Records for this exercise -
[Start of Attachment]

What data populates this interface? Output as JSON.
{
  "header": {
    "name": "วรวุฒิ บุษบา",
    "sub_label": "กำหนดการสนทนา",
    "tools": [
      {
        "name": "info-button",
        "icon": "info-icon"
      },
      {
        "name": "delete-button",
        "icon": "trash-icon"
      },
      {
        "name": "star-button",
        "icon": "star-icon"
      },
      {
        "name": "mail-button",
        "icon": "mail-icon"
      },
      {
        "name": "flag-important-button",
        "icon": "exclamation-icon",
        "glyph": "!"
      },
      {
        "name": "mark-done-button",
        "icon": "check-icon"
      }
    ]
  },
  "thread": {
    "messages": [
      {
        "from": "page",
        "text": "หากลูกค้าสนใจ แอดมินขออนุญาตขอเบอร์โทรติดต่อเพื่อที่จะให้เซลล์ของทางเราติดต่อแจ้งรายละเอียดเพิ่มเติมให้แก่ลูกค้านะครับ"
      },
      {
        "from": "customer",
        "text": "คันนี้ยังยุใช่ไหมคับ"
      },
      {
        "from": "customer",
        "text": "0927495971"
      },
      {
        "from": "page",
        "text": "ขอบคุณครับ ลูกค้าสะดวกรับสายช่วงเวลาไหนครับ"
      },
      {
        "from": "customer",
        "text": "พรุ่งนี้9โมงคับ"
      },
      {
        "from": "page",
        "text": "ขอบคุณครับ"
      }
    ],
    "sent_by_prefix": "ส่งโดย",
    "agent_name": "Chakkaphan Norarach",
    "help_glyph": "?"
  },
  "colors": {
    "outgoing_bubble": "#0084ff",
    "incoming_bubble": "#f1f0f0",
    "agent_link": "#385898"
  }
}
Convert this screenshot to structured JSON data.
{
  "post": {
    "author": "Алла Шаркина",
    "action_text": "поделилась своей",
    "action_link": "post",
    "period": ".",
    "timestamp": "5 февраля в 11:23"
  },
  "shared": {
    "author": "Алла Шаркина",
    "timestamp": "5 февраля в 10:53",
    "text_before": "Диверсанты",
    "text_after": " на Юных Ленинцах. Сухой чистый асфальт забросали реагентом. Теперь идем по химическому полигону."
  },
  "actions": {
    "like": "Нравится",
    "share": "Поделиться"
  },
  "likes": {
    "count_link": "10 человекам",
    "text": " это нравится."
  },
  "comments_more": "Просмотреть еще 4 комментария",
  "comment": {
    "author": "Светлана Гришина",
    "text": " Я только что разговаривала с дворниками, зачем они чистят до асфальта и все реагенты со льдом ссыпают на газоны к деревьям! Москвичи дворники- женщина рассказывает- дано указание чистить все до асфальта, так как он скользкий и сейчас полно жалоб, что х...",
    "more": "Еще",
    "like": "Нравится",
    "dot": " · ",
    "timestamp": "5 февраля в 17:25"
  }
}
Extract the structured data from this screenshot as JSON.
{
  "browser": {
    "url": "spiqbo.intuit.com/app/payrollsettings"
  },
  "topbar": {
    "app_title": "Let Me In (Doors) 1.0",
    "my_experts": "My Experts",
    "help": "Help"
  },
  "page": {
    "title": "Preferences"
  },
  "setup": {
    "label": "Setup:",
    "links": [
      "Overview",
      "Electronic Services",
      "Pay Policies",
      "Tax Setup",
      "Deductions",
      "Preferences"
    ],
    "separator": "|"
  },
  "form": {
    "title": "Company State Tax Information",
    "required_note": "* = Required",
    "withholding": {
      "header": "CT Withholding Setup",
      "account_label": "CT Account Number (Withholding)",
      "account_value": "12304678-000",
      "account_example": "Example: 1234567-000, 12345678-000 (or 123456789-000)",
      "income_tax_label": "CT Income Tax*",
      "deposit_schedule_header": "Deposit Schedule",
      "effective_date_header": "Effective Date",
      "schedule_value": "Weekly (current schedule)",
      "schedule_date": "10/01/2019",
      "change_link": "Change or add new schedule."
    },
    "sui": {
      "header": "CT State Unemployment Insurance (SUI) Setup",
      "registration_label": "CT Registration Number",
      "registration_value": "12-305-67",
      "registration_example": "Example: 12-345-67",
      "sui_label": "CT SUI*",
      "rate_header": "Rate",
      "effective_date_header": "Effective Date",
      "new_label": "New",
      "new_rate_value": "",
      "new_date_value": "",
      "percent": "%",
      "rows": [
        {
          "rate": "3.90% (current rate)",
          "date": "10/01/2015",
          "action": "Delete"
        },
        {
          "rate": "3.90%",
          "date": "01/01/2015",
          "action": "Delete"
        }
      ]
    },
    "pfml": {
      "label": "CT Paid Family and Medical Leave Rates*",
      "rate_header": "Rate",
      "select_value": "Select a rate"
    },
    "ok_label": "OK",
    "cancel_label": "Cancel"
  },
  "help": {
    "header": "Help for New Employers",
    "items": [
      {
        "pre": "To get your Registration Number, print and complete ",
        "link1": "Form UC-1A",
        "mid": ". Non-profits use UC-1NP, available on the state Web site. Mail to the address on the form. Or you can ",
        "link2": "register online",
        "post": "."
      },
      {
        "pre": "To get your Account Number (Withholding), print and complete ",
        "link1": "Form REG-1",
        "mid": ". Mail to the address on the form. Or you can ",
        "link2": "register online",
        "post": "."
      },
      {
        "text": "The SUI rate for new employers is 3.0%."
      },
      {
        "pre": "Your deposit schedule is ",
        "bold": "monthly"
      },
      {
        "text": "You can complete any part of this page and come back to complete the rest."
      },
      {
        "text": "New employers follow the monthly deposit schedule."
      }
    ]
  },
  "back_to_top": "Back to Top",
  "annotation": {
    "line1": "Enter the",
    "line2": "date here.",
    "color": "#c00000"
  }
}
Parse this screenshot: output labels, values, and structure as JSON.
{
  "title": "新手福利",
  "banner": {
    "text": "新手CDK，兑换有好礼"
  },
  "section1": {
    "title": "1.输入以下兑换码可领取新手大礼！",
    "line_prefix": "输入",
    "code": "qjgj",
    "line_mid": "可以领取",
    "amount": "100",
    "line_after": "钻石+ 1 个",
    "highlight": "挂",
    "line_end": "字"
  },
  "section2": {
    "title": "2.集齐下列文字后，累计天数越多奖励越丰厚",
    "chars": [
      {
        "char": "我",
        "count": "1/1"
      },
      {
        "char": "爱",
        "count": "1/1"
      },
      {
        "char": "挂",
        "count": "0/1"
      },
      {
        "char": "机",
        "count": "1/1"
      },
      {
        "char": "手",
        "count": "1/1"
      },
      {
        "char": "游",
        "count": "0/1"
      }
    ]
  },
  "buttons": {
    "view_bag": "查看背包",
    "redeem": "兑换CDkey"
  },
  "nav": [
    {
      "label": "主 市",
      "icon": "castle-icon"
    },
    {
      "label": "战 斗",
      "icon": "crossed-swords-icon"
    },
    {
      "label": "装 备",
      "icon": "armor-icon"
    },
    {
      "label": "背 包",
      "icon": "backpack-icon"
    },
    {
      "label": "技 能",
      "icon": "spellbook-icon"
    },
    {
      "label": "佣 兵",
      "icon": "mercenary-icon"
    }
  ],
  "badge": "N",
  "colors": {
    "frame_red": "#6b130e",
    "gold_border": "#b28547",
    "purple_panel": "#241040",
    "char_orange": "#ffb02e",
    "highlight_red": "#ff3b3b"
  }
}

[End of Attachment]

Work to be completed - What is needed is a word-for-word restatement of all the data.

Exercise solution -
What data populates this interface? Output as JSON.
{
  "header": {
    "name": "วรวุฒิ บุษบา",
    "sub_label": "กำหนดการสนทนา",
    "tools": [
      {
        "name": "info-button",
        "icon": "info-icon"
      },
      {
        "name": "delete-button",
        "icon": "trash-icon"
      },
      {
        "name": "star-button",
        "icon": "star-icon"
      },
      {
        "name": "mail-button",
        "icon": "mail-icon"
      },
      {
        "name": "flag-important-button",
        "icon": "exclamation-icon",
        "glyph": "!"
      },
      {
        "name": "mark-done-button",
        "icon": "check-icon"
      }
    ]
  },
  "thread": {
    "messages": [
      {
        "from": "page",
        "text": "หากลูกค้าสนใจ แอดมินขออนุญาตขอเบอร์โทรติดต่อเพื่อที่จะให้เซลล์ของทางเราติดต่อแจ้งรายละเอียดเพิ่มเติมให้แก่ลูกค้านะครับ"
      },
      {
        "from": "customer",
        "text": "คันนี้ยังยุใช่ไหมคับ"
      },
      {
        "from": "customer",
        "text": "0927495971"
      },
      {
        "from": "page",
        "text": "ขอบคุณครับ ลูกค้าสะดวกรับสายช่วงเวลาไหนครับ"
      },
      {
        "from": "customer",
        "text": "พรุ่งนี้9โมงคับ"
      },
      {
        "from": "page",
        "text": "ขอบคุณครับ"
      }
    ],
    "sent_by_prefix": "ส่งโดย",
    "agent_name": "Chakkaphan Norarach",
    "help_glyph": "?"
  },
  "colors": {
    "outgoing_bubble": "#0084ff",
    "incoming_bubble": "#f1f0f0",
    "agent_link": "#385898"
  }
}
Convert this screenshot to structured JSON data.
{
  "post": {
    "author": "Алла Шаркина",
    "action_text": "поделилась своей",
    "action_link": "post",
    "period": ".",
    "timestamp": "5 февраля в 11:23"
  },
  "shared": {
    "author": "Алла Шаркина",
    "timestamp": "5 февраля в 10:53",
    "text_before": "Диверсанты",
    "text_after": " на Юных Ленинцах. Сухой чистый асфальт забросали реагентом. Теперь идем по химическому полигону."
  },
  "actions": {
    "like": "Нравится",
    "share": "Поделиться"
  },
  "likes": {
    "count_link": "10 человекам",
    "text": " это нравится."
  },
  "comments_more": "Просмотреть еще 4 комментария",
  "comment": {
    "author": "Светлана Гришина",
    "text": " Я только что разговаривала с дворниками, зачем они чистят до асфальта и все реагенты со льдом ссыпают на газоны к деревьям! Москвичи дворники- женщина рассказывает- дано указание чистить все до асфальта, так как он скользкий и сейчас полно жалоб, что х...",
    "more": "Еще",
    "like": "Нравится",
    "dot": " · ",
    "timestamp": "5 февраля в 17:25"
  }
}
Extract the structured data from this screenshot as JSON.
{
  "browser": {
    "url": "spiqbo.intuit.com/app/payrollsettings"
  },
  "topbar": {
    "app_title": "Let Me In (Doors) 1.0",
    "my_experts": "My Experts",
    "help": "Help"
  },
  "page": {
    "title": "Preferences"
  },
  "setup": {
    "label": "Setup:",
    "links": [
      "Overview",
      "Electronic Services",
      "Pay Policies",
      "Tax Setup",
      "Deductions",
      "Preferences"
    ],
    "separator": "|"
  },
  "form": {
    "title": "Company State Tax Information",
    "required_note": "* = Required",
    "withholding": {
      "header": "CT Withholding Setup",
      "account_label": "CT Account Number (Withholding)",
      "account_value": "12304678-000",
      "account_example": "Example: 1234567-000, 12345678-000 (or 123456789-000)",
      "income_tax_label": "CT Income Tax*",
      "deposit_schedule_header": "Deposit Schedule",
      "effective_date_header": "Effective Date",
      "schedule_value": "Weekly (current schedule)",
      "schedule_date": "10/01/2019",
      "change_link": "Change or add new schedule."
    },
    "sui": {
      "header": "CT State Unemployment Insurance (SUI) Setup",
      "registration_label": "CT Registration Number",
      "registration_value": "12-305-67",
      "registration_example": "Example: 12-345-67",
      "sui_label": "CT SUI*",
      "rate_header": "Rate",
      "effective_date_header": "Effective Date",
      "new_label": "New",
      "new_rate_value": "",
      "new_date_value": "",
      "percent": "%",
      "rows": [
        {
          "rate": "3.90% (current rate)",
          "date": "10/01/2015",
          "action": "Delete"
        },
        {
          "rate": "3.90%",
          "date": "01/01/2015",
          "action": "Delete"
        }
      ]
    },
    "pfml": {
      "label": "CT Paid Family and Medical Leave Rates*",
      "rate_header": "Rate",
      "select_value": "Select a rate"
    },
    "ok_label": "OK",
    "cancel_label": "Cancel"
  },
  "help": {
    "header": "Help for New Employers",
    "items": [
      {
        "pre": "To get your Registration Number, print and complete ",
        "link1": "Form UC-1A",
        "mid": ". Non-profits use UC-1NP, available on the state Web site. Mail to the address on the form. Or you can ",
        "link2": "register online",
        "post": "."
      },
      {
        "pre": "To get your Account Number (Withholding), print and complete ",
        "link1": "Form REG-1",
        "mid": ". Mail to the address on the form. Or you can ",
        "link2": "register online",
        "post": "."
      },
      {
        "text": "The SUI rate for new employers is 3.0%."
      },
      {
        "pre": "Your deposit schedule is ",
        "bold": "monthly"
      },
      {
        "text": "You can complete any part of this page and come back to complete the rest."
      },
      {
        "text": "New employers follow the monthly deposit schedule."
      }
    ]
  },
  "back_to_top": "Back to Top",
  "annotation": {
    "line1": "Enter the",
    "line2": "date here.",
    "color": "#c00000"
  }
}
Parse this screenshot: output labels, values, and structure as JSON.
{
  "title": "新手福利",
  "banner": {
    "text": "新手CDK，兑换有好礼"
  },
  "section1": {
    "title": "1.输入以下兑换码可领取新手大礼！",
    "line_prefix": "输入",
    "code": "qjgj",
    "line_mid": "可以领取",
    "amount": "100",
    "line_after": "钻石+ 1 个",
    "highlight": "挂",
    "line_end": "字"
  },
  "section2": {
    "title": "2.集齐下列文字后，累计天数越多奖励越丰厚",
    "chars": [
      {
        "char": "我",
        "count": "1/1"
      },
      {
        "char": "爱",
        "count": "1/1"
      },
      {
        "char": "挂",
        "count": "0/1"
      },
      {
        "char": "机",
        "count": "1/1"
      },
      {
        "char": "手",
        "count": "1/1"
      },
      {
        "char": "游",
        "count": "0/1"
      }
    ]
  },
  "buttons": {
    "view_bag": "查看背包",
    "redeem": "兑换CDkey"
  },
  "nav": [
    {
      "label": "主 市",
      "icon": "castle-icon"
    },
    {
      "label": "战 斗",
      "icon": "crossed-swords-icon"
    },
    {
      "label": "装 备",
      "icon": "armor-icon"
    },
    {
      "label": "背 包",
      "icon": "backpack-icon"
    },
    {
      "label": "技 能",
      "icon": "spellbook-icon"
    },
    {
      "label": "佣 兵",
      "icon": "mercenary-icon"
    }
  ],
  "badge": "N",
  "colors": {
    "frame_red": "#6b130e",
    "gold_border": "#b28547",
    "purple_panel": "#241040",
    "char_orange": "#ffb02e",
    "highlight_red": "#ff3b3b"
  }
}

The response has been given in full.